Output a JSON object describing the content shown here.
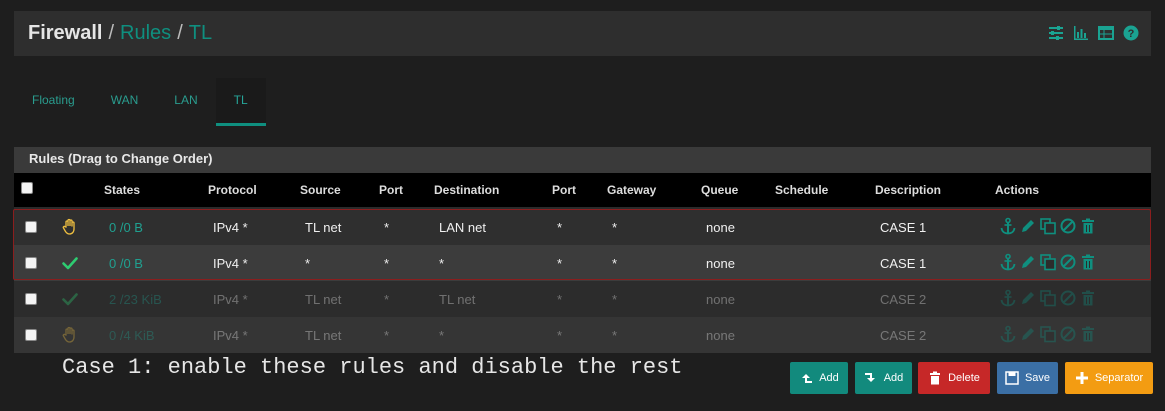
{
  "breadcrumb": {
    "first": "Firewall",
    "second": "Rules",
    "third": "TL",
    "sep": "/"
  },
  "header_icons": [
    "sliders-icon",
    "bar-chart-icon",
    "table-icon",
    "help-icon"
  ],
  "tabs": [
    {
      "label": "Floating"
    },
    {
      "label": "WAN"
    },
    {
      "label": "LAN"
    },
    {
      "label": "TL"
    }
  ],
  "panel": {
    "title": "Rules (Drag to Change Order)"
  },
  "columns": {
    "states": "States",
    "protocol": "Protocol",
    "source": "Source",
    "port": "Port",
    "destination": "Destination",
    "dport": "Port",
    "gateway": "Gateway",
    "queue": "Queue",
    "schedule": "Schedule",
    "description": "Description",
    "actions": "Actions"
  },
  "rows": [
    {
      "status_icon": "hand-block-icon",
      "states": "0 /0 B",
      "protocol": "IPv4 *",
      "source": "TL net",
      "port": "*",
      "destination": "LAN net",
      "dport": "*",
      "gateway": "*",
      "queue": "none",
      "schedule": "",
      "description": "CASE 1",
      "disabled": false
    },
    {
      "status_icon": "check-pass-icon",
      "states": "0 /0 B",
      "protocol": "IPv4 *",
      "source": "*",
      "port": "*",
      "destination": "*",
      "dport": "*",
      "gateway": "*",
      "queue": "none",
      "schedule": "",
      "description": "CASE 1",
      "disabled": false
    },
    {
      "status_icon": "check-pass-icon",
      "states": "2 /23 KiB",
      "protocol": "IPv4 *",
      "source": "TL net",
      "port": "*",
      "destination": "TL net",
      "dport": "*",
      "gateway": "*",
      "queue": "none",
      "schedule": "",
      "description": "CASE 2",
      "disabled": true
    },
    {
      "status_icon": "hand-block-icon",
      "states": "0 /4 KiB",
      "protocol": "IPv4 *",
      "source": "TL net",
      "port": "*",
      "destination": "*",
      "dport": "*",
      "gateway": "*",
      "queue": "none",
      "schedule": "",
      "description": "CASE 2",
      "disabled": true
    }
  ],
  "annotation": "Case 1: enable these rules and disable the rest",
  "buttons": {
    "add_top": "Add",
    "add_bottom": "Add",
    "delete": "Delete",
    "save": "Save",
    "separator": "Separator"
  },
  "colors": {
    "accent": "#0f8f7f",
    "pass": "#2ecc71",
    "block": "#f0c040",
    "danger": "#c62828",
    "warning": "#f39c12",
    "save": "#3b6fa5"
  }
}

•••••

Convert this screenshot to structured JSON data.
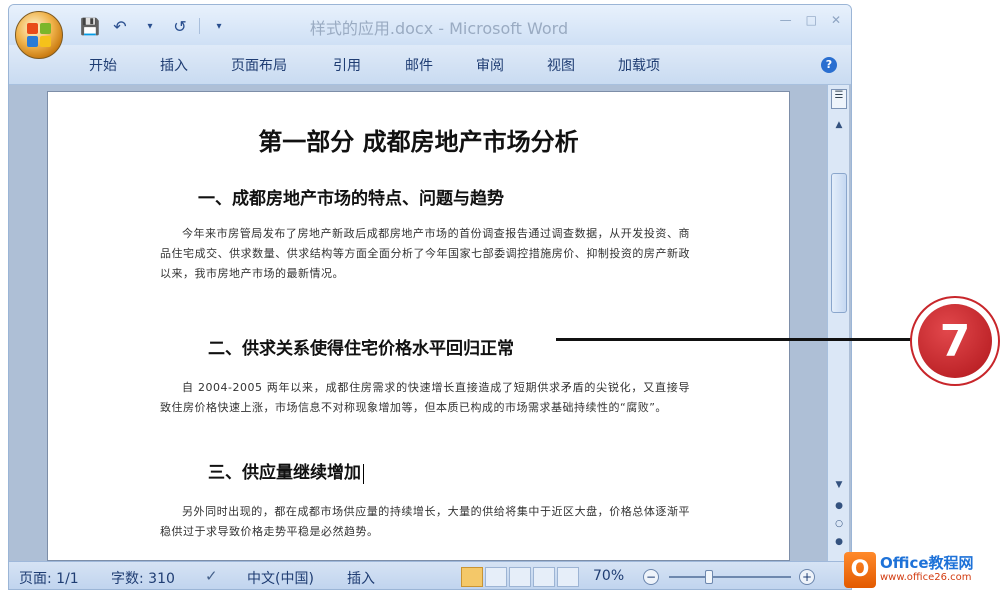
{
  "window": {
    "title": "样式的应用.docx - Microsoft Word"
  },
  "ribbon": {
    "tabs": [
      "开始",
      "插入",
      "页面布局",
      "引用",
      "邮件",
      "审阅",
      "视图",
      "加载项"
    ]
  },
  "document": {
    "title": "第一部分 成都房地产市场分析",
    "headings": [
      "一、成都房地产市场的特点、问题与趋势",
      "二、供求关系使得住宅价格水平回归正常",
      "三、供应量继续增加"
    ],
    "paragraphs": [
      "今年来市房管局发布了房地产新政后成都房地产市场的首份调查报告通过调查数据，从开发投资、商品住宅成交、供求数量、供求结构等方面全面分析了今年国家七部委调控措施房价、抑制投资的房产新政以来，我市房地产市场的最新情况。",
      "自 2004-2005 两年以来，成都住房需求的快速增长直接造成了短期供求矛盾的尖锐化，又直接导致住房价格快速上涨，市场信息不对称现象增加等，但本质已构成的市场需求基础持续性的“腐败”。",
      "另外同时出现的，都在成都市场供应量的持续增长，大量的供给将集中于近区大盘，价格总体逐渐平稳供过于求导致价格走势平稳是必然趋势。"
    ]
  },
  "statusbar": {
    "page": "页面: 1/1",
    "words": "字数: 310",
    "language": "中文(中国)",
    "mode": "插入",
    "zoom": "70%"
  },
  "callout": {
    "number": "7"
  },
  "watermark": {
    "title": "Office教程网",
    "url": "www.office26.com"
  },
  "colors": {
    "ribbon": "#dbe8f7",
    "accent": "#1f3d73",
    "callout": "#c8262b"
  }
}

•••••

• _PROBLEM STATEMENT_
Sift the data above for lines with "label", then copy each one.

• _WORKED SOLUTION_
      "label": "Floating"
      "label": "WAN"
      "label": "LAN"
      "label": "TL"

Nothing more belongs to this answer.